* _ASSIGNMENT_:
Identify all lines in the data containing the string "icon". Copy them out.

[Extracted data entries]
----------------------------------------

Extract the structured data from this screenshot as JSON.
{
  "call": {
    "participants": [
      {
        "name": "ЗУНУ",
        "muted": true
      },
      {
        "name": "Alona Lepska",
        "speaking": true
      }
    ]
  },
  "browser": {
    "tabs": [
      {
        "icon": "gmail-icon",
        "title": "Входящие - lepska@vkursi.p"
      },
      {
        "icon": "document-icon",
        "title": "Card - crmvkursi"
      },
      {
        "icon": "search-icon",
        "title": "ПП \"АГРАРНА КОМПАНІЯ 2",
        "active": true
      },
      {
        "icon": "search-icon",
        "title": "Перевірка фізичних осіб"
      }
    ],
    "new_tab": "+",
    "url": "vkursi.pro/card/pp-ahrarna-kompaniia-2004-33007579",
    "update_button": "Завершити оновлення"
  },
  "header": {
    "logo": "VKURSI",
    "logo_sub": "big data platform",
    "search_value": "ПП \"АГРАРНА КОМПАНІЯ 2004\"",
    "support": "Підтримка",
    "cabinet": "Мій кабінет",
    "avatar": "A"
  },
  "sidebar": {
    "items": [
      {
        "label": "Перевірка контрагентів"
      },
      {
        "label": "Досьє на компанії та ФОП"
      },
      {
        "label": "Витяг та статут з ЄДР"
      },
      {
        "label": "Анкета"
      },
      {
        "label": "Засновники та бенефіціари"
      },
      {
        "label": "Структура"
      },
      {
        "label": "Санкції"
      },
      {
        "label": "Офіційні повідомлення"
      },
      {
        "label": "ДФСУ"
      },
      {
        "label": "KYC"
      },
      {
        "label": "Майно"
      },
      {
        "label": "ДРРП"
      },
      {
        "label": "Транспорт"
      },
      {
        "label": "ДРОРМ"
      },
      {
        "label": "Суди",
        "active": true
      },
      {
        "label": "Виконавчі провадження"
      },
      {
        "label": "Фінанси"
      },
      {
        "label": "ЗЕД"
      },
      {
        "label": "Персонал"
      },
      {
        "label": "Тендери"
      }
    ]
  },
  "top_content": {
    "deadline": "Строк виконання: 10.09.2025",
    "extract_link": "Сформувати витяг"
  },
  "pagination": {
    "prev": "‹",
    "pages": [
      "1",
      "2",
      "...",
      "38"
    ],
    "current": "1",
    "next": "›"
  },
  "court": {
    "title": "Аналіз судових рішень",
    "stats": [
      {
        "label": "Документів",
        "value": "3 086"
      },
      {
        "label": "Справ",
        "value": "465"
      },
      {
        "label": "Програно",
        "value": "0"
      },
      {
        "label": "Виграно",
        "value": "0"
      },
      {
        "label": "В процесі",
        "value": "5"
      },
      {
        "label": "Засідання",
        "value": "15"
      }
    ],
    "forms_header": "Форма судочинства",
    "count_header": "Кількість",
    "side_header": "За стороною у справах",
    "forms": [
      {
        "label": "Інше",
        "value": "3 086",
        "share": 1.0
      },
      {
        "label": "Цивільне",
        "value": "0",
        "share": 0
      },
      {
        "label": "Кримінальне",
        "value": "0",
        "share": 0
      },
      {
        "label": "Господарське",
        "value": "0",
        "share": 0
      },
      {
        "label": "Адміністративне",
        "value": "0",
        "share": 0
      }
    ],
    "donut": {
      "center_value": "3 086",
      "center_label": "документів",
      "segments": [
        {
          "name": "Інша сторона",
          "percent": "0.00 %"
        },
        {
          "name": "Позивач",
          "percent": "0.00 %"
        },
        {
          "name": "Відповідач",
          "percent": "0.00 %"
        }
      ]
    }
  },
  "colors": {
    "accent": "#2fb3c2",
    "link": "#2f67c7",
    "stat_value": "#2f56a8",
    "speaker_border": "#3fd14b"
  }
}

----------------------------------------

* _OUTPUT OF THE EXERCISE_:
        "icon": "gmail-icon",
        "icon": "document-icon",
        "icon": "search-icon",
        "icon": "search-icon",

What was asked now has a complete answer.